11. COMPENSATION OF THE LIQUIDATING TRUSTEE: The Liquidating Trustee shall be compensated by Alliance at his usual hourly rate. Reasonable travel and other expenses incurred by the Liquidating Trustee shall be paid directly to the Liquidating Trustee by Alliance. The Liquidating Trustee shall petition the Court on a monthly basis, or at such other interval as the Court may direct, for approval of fees and expenses. Any fees and expenses approved by the Court shall be paid promptly by Alliance.
12. AUTHORITY TO RETAIN ADVISORS: If necessary the Liquidating Trustee may retain counsel or other advisors to advise the Liquidating Trustee with respect to his or her duties under this Order, the Act and the LLC Agreement. If the Liquidating Trustee is an attorney, the counsel retained by the Liquidating Trustee may be the law firm of which the Liquidating Trustee is a partner. The fees of counsel so retained shall be calculated on the same hourly rate charged by such counsel to clients represented outside of this matter and as the expenses shall be calculated for other clients.

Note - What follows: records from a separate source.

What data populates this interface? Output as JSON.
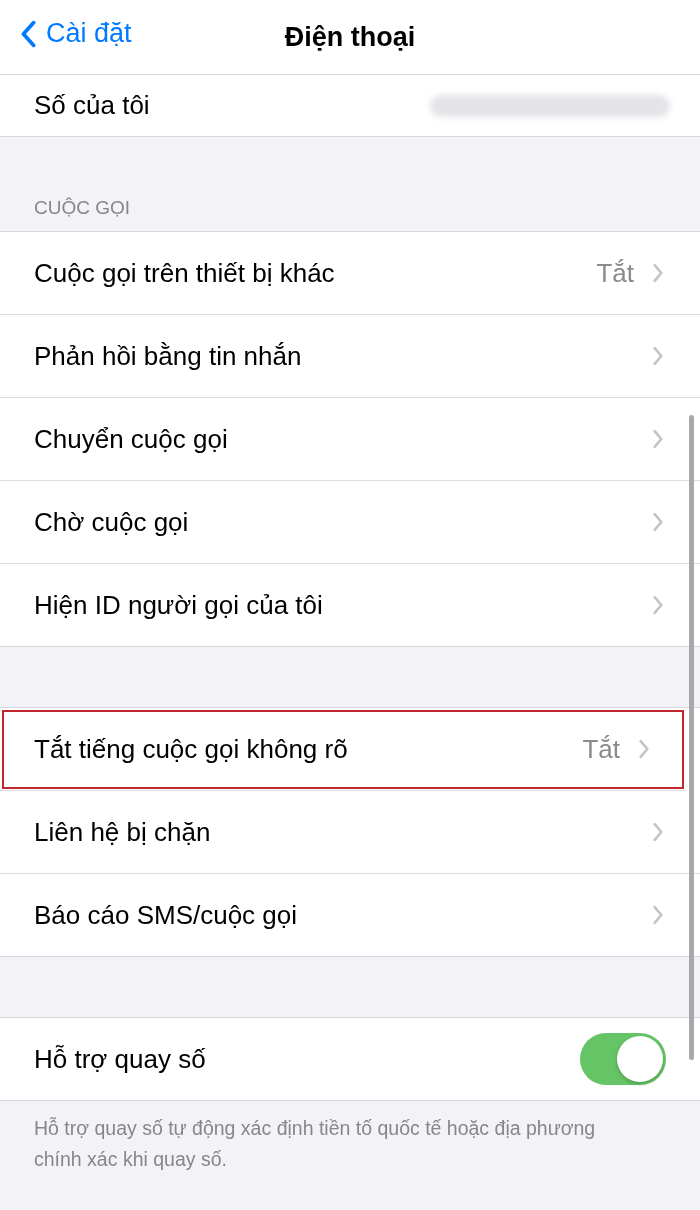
{
  "nav": {
    "back_label": "Cài đặt",
    "title": "Điện thoại"
  },
  "sections": [
    {
      "rows": [
        {
          "kind": "redacted",
          "label": "Số của tôi"
        }
      ]
    },
    {
      "header": "CUỘC GỌI",
      "rows": [
        {
          "kind": "link",
          "label": "Cuộc gọi trên thiết bị khác",
          "value": "Tắt",
          "highlighted": false
        },
        {
          "kind": "link",
          "label": "Phản hồi bằng tin nhắn",
          "highlighted": false
        },
        {
          "kind": "link",
          "label": "Chuyển cuộc gọi",
          "highlighted": false
        },
        {
          "kind": "link",
          "label": "Chờ cuộc gọi",
          "highlighted": false
        },
        {
          "kind": "link",
          "label": "Hiện ID người gọi của tôi",
          "highlighted": false
        }
      ]
    },
    {
      "rows": [
        {
          "kind": "link",
          "label": "Tắt tiếng cuộc gọi không rõ",
          "value": "Tắt",
          "highlighted": true
        },
        {
          "kind": "link",
          "label": "Liên hệ bị chặn",
          "highlighted": false
        },
        {
          "kind": "link",
          "label": "Báo cáo SMS/cuộc gọi",
          "highlighted": false
        }
      ]
    },
    {
      "rows": [
        {
          "kind": "toggle",
          "label": "Hỗ trợ quay số",
          "on": true
        }
      ],
      "footer": "Hỗ trợ quay số tự động xác định tiền tố quốc tế hoặc địa phương chính xác khi quay số."
    }
  ]
}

The fees and expenses of such counsel shall be paid by Alliance.
13. RESERVATION OF JURISDICTION: The Court reserves jurisdiction over this matter, including jurisdiction to consider any applications that the Liquidating Trustee may make for the Court's assistance in addressing any problems encountered by the Liquidating Trustee in performing his or her duties hereunder and any applications by any party arising out of or related to any action or decision of the Liquidating Trustee or any of his or her agents.
IT IS SO ORDERED.
ORDER ON DIVISION OF MERCHANT ACCOUNTS
WHEREAS, Global Payment Comerica Alliance, L.L.C. ("Alliance") was formed pursuant to a Limited Liability Company Agreement ("LLC Agreement") between Plaintiff Comerica Bank ("Comerica") and Defendant Global Payments Direct, Inc. ("Global"). Comerica and Global are the two "Members" of Alliance.
WHEREAS, on July 31, 2014, Comerica filed a Motion for Entry of An Order to Divide Merchant Accounts (the "Motion") in accordance with an agreement Comerica and Global reached during this litigation to divide the merchant accounts as of May 31, 2014;
WHEREAS, Exhibit A to the Motion lists those merchant accounts, by number, that the Members agreed are to be distributed to Comerica;
WHEREAS, Exhibit B to the Motion lists those merchant accounts, by number, that the Members agreed are to be distributed to Global.
IT IS HEREBY ORDERED this 1st day of August, 2014, that the merchant accounts of Alliance are divided and shall be distributed as follows:
1. The merchant accounts listed in Exhibit A to the Motion are allocated to and shall be distributed to Comerica;
2. The merchant accounts listed in Exhibit B to the Motion are allocated to and shall be distributed to Global;
3. For those merchant accounts added to Alliance after May 31, 2014, the parties shall agree on the division of those accounts or shall seek assistance from the liquidating trustee appointed by the Court to resolve any disputes concerning that division.